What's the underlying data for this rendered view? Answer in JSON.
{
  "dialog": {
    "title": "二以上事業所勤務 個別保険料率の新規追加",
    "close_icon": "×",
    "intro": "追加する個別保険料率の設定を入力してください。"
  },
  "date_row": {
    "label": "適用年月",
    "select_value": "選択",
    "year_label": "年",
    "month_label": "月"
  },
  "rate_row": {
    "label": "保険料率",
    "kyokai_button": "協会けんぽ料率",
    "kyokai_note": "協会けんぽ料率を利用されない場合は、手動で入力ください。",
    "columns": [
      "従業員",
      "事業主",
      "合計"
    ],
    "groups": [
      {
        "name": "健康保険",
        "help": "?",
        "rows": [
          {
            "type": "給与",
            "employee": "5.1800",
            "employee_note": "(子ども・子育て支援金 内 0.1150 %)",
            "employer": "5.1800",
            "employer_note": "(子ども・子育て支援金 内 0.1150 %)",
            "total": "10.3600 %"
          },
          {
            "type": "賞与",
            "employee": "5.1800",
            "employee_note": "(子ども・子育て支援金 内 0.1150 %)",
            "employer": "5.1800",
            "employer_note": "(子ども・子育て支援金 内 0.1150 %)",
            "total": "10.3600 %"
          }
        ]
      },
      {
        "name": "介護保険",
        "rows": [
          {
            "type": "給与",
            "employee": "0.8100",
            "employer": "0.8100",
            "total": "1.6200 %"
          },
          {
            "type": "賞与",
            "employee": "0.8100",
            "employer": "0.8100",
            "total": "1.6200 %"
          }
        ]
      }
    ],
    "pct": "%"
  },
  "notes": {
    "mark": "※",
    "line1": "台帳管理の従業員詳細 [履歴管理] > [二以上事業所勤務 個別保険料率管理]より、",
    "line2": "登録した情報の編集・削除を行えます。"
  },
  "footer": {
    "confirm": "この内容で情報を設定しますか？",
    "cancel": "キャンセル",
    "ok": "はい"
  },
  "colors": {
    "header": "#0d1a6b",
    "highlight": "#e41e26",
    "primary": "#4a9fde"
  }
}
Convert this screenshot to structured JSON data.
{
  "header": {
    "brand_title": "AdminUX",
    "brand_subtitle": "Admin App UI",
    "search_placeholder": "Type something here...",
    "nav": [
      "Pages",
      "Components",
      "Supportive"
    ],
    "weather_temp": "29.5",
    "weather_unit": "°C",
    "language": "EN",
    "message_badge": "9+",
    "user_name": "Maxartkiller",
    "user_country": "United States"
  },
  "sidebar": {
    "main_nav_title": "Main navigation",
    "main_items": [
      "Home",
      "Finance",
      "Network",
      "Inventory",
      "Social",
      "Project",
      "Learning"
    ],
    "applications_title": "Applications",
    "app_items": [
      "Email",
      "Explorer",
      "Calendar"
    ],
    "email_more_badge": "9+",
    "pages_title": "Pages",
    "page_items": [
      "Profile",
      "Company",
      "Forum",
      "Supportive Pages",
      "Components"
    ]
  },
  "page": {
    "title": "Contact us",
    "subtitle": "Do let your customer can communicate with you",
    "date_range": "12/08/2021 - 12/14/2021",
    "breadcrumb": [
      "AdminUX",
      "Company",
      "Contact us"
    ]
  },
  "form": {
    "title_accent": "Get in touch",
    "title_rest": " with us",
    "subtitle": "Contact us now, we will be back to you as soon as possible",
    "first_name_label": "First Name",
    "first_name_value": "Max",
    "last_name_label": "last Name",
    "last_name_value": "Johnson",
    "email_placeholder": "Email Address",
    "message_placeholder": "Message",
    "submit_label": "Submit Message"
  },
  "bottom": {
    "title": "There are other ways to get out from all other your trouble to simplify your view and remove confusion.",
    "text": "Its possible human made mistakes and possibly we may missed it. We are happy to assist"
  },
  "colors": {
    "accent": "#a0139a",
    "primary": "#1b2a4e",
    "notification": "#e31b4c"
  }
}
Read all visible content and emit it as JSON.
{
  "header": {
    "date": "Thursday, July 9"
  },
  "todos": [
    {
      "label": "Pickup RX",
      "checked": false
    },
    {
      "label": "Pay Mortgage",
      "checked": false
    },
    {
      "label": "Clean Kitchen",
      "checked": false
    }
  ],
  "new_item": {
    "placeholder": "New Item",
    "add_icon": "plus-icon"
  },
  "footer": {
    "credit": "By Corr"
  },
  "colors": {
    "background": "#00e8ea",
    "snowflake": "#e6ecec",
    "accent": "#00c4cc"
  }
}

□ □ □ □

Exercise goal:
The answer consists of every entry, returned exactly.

Answer to the exercise:
What's the underlying data for this rendered view? Answer in JSON.
{
  "dialog": {
    "title": "二以上事業所勤務 個別保険料率の新規追加",
    "close_icon": "×",
    "intro": "追加する個別保険料率の設定を入力してください。"
  },
  "date_row": {
    "label": "適用年月",
    "select_value": "選択",
    "year_label": "年",
    "month_label": "月"
  },
  "rate_row": {
    "label": "保険料率",
    "kyokai_button": "協会けんぽ料率",
    "kyokai_note": "協会けんぽ料率を利用されない場合は、手動で入力ください。",
    "columns": [
      "従業員",
      "事業主",
      "合計"
    ],
    "groups": [
      {
        "name": "健康保険",
        "help": "?",
        "rows": [
          {
            "type": "給与",
            "employee": "5.1800",
            "employee_note": "(子ども・子育て支援金 内 0.1150 %)",
            "employer": "5.1800",
            "employer_note": "(子ども・子育て支援金 内 0.1150 %)",
            "total": "10.3600 %"
          },
          {
            "type": "賞与",
            "employee": "5.1800",
            "employee_note": "(子ども・子育て支援金 内 0.1150 %)",
            "employer": "5.1800",
            "employer_note": "(子ども・子育て支援金 内 0.1150 %)",
            "total": "10.3600 %"
          }
        ]
      },
      {
        "name": "介護保険",
        "rows": [
          {
            "type": "給与",
            "employee": "0.8100",
            "employer": "0.8100",
            "total": "1.6200 %"
          },
          {
            "type": "賞与",
            "employee": "0.8100",
            "employer": "0.8100",
            "total": "1.6200 %"
          }
        ]
      }
    ],
    "pct": "%"
  },
  "notes": {
    "mark": "※",
    "line1": "台帳管理の従業員詳細 [履歴管理] > [二以上事業所勤務 個別保険料率管理]より、",
    "line2": "登録した情報の編集・削除を行えます。"
  },
  "footer": {
    "confirm": "この内容で情報を設定しますか？",
    "cancel": "キャンセル",
    "ok": "はい"
  },
  "colors": {
    "header": "#0d1a6b",
    "highlight": "#e41e26",
    "primary": "#4a9fde"
  }
}
Convert this screenshot to structured JSON data.
{
  "header": {
    "brand_title": "AdminUX",
    "brand_subtitle": "Admin App UI",
    "search_placeholder": "Type something here...",
    "nav": [
      "Pages",
      "Components",
      "Supportive"
    ],
    "weather_temp": "29.5",
    "weather_unit": "°C",
    "language": "EN",
    "message_badge": "9+",
    "user_name": "Maxartkiller",
    "user_country": "United States"
  },
  "sidebar": {
    "main_nav_title": "Main navigation",
    "main_items": [
      "Home",
      "Finance",
      "Network",
      "Inventory",
      "Social",
      "Project",
      "Learning"
    ],
    "applications_title": "Applications",
    "app_items": [
      "Email",
      "Explorer",
      "Calendar"
    ],
    "email_more_badge": "9+",
    "pages_title": "Pages",
    "page_items": [
      "Profile",
      "Company",
      "Forum",
      "Supportive Pages",
      "Components"
    ]
  },
  "page": {
    "title": "Contact us",
    "subtitle": "Do let your customer can communicate with you",
    "date_range": "12/08/2021 - 12/14/2021",
    "breadcrumb": [
      "AdminUX",
      "Company",
      "Contact us"
    ]
  },
  "form": {
    "title_accent": "Get in touch",
    "title_rest": " with us",
    "subtitle": "Contact us now, we will be back to you as soon as possible",
    "first_name_label": "First Name",
    "first_name_value": "Max",
    "last_name_label": "last Name",
    "last_name_value": "Johnson",
    "email_placeholder": "Email Address",
    "message_placeholder": "Message",
    "submit_label": "Submit Message"
  },
  "bottom": {
    "title": "There are other ways to get out from all other your trouble to simplify your view and remove confusion.",
    "text": "Its possible human made mistakes and possibly we may missed it. We are happy to assist"
  },
  "colors": {
    "accent": "#a0139a",
    "primary": "#1b2a4e",
    "notification": "#e31b4c"
  }
}
Read all visible content and emit it as JSON.
{
  "header": {
    "date": "Thursday, July 9"
  },
  "todos": [
    {
      "label": "Pickup RX",
      "checked": false
    },
    {
      "label": "Pay Mortgage",
      "checked": false
    },
    {
      "label": "Clean Kitchen",
      "checked": false
    }
  ],
  "new_item": {
    "placeholder": "New Item",
    "add_icon": "plus-icon"
  },
  "footer": {
    "credit": "By Corr"
  },
  "colors": {
    "background": "#00e8ea",
    "snowflake": "#e6ecec",
    "accent": "#00c4cc"
  }
}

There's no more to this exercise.